◆ Work instruction ◆
All of the records should come back exactly as written.

◆ Exercise material ◆
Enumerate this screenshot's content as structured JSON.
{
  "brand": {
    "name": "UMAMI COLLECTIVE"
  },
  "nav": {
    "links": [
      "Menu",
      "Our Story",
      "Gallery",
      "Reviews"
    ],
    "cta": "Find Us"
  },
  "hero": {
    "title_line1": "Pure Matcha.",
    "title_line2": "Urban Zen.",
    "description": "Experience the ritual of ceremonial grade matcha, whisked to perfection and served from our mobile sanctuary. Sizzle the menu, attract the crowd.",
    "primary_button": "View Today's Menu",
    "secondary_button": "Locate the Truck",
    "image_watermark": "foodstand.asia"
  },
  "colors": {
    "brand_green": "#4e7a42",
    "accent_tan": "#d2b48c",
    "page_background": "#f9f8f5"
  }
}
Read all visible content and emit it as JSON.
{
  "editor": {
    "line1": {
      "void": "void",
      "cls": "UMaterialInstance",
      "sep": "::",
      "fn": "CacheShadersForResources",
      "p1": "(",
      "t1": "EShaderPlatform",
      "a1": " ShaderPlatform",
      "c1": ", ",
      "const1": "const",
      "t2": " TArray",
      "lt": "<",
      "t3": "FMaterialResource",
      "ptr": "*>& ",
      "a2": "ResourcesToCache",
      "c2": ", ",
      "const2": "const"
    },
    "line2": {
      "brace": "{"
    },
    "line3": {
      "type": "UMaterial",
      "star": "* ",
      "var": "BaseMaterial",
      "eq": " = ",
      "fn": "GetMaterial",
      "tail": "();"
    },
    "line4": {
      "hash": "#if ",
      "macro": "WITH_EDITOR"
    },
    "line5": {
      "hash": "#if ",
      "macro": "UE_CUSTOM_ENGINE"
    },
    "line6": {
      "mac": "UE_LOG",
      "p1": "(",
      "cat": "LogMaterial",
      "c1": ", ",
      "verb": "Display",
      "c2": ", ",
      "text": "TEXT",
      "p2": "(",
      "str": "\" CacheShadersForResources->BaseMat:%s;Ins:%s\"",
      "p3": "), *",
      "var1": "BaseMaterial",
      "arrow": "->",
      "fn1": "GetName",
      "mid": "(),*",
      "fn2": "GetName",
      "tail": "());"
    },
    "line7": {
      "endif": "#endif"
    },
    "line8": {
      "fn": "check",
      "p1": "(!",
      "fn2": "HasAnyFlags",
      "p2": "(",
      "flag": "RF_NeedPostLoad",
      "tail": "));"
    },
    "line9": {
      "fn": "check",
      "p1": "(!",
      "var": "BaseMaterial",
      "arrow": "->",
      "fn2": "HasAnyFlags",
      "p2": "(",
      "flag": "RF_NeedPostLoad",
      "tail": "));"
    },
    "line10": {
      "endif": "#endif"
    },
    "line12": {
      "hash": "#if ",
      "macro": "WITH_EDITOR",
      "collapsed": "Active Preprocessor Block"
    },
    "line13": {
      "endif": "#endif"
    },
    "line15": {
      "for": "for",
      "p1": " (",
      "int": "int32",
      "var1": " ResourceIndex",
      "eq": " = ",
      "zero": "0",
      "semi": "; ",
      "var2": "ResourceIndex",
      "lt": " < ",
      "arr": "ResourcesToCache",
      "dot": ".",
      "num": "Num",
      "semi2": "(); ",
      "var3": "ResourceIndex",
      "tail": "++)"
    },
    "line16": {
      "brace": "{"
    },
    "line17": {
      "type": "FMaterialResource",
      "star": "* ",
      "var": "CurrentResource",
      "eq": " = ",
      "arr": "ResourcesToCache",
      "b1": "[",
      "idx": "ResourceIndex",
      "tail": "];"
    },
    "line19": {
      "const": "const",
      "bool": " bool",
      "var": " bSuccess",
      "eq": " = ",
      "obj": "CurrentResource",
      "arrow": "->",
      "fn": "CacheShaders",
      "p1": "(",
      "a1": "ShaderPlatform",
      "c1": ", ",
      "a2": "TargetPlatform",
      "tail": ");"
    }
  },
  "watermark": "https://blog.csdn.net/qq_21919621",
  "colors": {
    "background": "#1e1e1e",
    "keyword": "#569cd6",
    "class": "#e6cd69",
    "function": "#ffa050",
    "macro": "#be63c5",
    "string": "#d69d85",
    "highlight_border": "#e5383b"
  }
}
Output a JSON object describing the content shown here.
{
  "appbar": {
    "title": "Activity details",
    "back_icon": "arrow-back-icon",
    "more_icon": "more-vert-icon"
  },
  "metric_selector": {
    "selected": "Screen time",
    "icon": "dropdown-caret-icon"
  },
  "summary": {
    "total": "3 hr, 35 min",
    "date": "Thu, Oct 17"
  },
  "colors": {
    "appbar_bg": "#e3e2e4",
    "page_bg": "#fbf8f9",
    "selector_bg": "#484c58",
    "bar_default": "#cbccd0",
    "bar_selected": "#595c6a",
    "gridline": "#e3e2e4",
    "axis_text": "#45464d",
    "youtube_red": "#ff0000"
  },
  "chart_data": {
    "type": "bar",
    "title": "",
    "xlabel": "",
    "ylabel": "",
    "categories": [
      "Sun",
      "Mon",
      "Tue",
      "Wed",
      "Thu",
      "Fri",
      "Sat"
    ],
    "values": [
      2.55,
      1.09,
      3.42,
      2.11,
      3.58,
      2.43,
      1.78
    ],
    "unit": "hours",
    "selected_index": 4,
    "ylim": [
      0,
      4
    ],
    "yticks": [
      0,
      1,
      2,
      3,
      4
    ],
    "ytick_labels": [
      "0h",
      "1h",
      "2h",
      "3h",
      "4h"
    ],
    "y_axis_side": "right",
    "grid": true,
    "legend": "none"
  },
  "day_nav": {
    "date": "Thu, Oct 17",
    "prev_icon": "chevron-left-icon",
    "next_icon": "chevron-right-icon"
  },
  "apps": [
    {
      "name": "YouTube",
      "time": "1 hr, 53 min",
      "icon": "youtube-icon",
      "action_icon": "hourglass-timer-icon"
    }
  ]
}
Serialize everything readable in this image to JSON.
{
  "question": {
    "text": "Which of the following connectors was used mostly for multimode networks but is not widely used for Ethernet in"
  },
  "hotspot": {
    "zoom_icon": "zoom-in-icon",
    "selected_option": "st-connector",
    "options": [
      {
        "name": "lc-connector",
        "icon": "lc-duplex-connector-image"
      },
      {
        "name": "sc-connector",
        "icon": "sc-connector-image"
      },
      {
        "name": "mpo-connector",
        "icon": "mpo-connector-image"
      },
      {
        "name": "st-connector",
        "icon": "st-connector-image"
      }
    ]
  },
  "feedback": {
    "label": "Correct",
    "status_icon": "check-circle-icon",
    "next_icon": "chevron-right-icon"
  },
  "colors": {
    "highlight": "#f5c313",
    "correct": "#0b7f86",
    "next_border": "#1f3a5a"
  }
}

◆ Response to the exercise ◆
Enumerate this screenshot's content as structured JSON.
{
  "brand": {
    "name": "UMAMI COLLECTIVE"
  },
  "nav": {
    "links": [
      "Menu",
      "Our Story",
      "Gallery",
      "Reviews"
    ],
    "cta": "Find Us"
  },
  "hero": {
    "title_line1": "Pure Matcha.",
    "title_line2": "Urban Zen.",
    "description": "Experience the ritual of ceremonial grade matcha, whisked to perfection and served from our mobile sanctuary. Sizzle the menu, attract the crowd.",
    "primary_button": "View Today's Menu",
    "secondary_button": "Locate the Truck",
    "image_watermark": "foodstand.asia"
  },
  "colors": {
    "brand_green": "#4e7a42",
    "accent_tan": "#d2b48c",
    "page_background": "#f9f8f5"
  }
}
Read all visible content and emit it as JSON.
{
  "editor": {
    "line1": {
      "void": "void",
      "cls": "UMaterialInstance",
      "sep": "::",
      "fn": "CacheShadersForResources",
      "p1": "(",
      "t1": "EShaderPlatform",
      "a1": " ShaderPlatform",
      "c1": ", ",
      "const1": "const",
      "t2": " TArray",
      "lt": "<",
      "t3": "FMaterialResource",
      "ptr": "*>& ",
      "a2": "ResourcesToCache",
      "c2": ", ",
      "const2": "const"
    },
    "line2": {
      "brace": "{"
    },
    "line3": {
      "type": "UMaterial",
      "star": "* ",
      "var": "BaseMaterial",
      "eq": " = ",
      "fn": "GetMaterial",
      "tail": "();"
    },
    "line4": {
      "hash": "#if ",
      "macro": "WITH_EDITOR"
    },
    "line5": {
      "hash": "#if ",
      "macro": "UE_CUSTOM_ENGINE"
    },
    "line6": {
      "mac": "UE_LOG",
      "p1": "(",
      "cat": "LogMaterial",
      "c1": ", ",
      "verb": "Display",
      "c2": ", ",
      "text": "TEXT",
      "p2": "(",
      "str": "\" CacheShadersForResources->BaseMat:%s;Ins:%s\"",
      "p3": "), *",
      "var1": "BaseMaterial",
      "arrow": "->",
      "fn1": "GetName",
      "mid": "(),*",
      "fn2": "GetName",
      "tail": "());"
    },
    "line7": {
      "endif": "#endif"
    },
    "line8": {
      "fn": "check",
      "p1": "(!",
      "fn2": "HasAnyFlags",
      "p2": "(",
      "flag": "RF_NeedPostLoad",
      "tail": "));"
    },
    "line9": {
      "fn": "check",
      "p1": "(!",
      "var": "BaseMaterial",
      "arrow": "->",
      "fn2": "HasAnyFlags",
      "p2": "(",
      "flag": "RF_NeedPostLoad",
      "tail": "));"
    },
    "line10": {
      "endif": "#endif"
    },
    "line12": {
      "hash": "#if ",
      "macro": "WITH_EDITOR",
      "collapsed": "Active Preprocessor Block"
    },
    "line13": {
      "endif": "#endif"
    },
    "line15": {
      "for": "for",
      "p1": " (",
      "int": "int32",
      "var1": " ResourceIndex",
      "eq": " = ",
      "zero": "0",
      "semi": "; ",
      "var2": "ResourceIndex",
      "lt": " < ",
      "arr": "ResourcesToCache",
      "dot": ".",
      "num": "Num",
      "semi2": "(); ",
      "var3": "ResourceIndex",
      "tail": "++)"
    },
    "line16": {
      "brace": "{"
    },
    "line17": {
      "type": "FMaterialResource",
      "star": "* ",
      "var": "CurrentResource",
      "eq": " = ",
      "arr": "ResourcesToCache",
      "b1": "[",
      "idx": "ResourceIndex",
      "tail": "];"
    },
    "line19": {
      "const": "const",
      "bool": " bool",
      "var": " bSuccess",
      "eq": " = ",
      "obj": "CurrentResource",
      "arrow": "->",
      "fn": "CacheShaders",
      "p1": "(",
      "a1": "ShaderPlatform",
      "c1": ", ",
      "a2": "TargetPlatform",
      "tail": ");"
    }
  },
  "watermark": "https://blog.csdn.net/qq_21919621",
  "colors": {
    "background": "#1e1e1e",
    "keyword": "#569cd6",
    "class": "#e6cd69",
    "function": "#ffa050",
    "macro": "#be63c5",
    "string": "#d69d85",
    "highlight_border": "#e5383b"
  }
}
Output a JSON object describing the content shown here.
{
  "appbar": {
    "title": "Activity details",
    "back_icon": "arrow-back-icon",
    "more_icon": "more-vert-icon"
  },
  "metric_selector": {
    "selected": "Screen time",
    "icon": "dropdown-caret-icon"
  },
  "summary": {
    "total": "3 hr, 35 min",
    "date": "Thu, Oct 17"
  },
  "colors": {
    "appbar_bg": "#e3e2e4",
    "page_bg": "#fbf8f9",
    "selector_bg": "#484c58",
    "bar_default": "#cbccd0",
    "bar_selected": "#595c6a",
    "gridline": "#e3e2e4",
    "axis_text": "#45464d",
    "youtube_red": "#ff0000"
  },
  "chart_data": {
    "type": "bar",
    "title": "",
    "xlabel": "",
    "ylabel": "",
    "categories": [
      "Sun",
      "Mon",
      "Tue",
      "Wed",
      "Thu",
      "Fri",
      "Sat"
    ],
    "values": [
      2.55,
      1.09,
      3.42,
      2.11,
      3.58,
      2.43,
      1.78
    ],
    "unit": "hours",
    "selected_index": 4,
    "ylim": [
      0,
      4
    ],
    "yticks": [
      0,
      1,
      2,
      3,
      4
    ],
    "ytick_labels": [
      "0h",
      "1h",
      "2h",
      "3h",
      "4h"
    ],
    "y_axis_side": "right",
    "grid": true,
    "legend": "none"
  },
  "day_nav": {
    "date": "Thu, Oct 17",
    "prev_icon": "chevron-left-icon",
    "next_icon": "chevron-right-icon"
  },
  "apps": [
    {
      "name": "YouTube",
      "time": "1 hr, 53 min",
      "icon": "youtube-icon",
      "action_icon": "hourglass-timer-icon"
    }
  ]
}
Serialize everything readable in this image to JSON.
{
  "question": {
    "text": "Which of the following connectors was used mostly for multimode networks but is not widely used for Ethernet in"
  },
  "hotspot": {
    "zoom_icon": "zoom-in-icon",
    "selected_option": "st-connector",
    "options": [
      {
        "name": "lc-connector",
        "icon": "lc-duplex-connector-image"
      },
      {
        "name": "sc-connector",
        "icon": "sc-connector-image"
      },
      {
        "name": "mpo-connector",
        "icon": "mpo-connector-image"
      },
      {
        "name": "st-connector",
        "icon": "st-connector-image"
      }
    ]
  },
  "feedback": {
    "label": "Correct",
    "status_icon": "check-circle-icon",
    "next_icon": "chevron-right-icon"
  },
  "colors": {
    "highlight": "#f5c313",
    "correct": "#0b7f86",
    "next_border": "#1f3a5a"
  }
}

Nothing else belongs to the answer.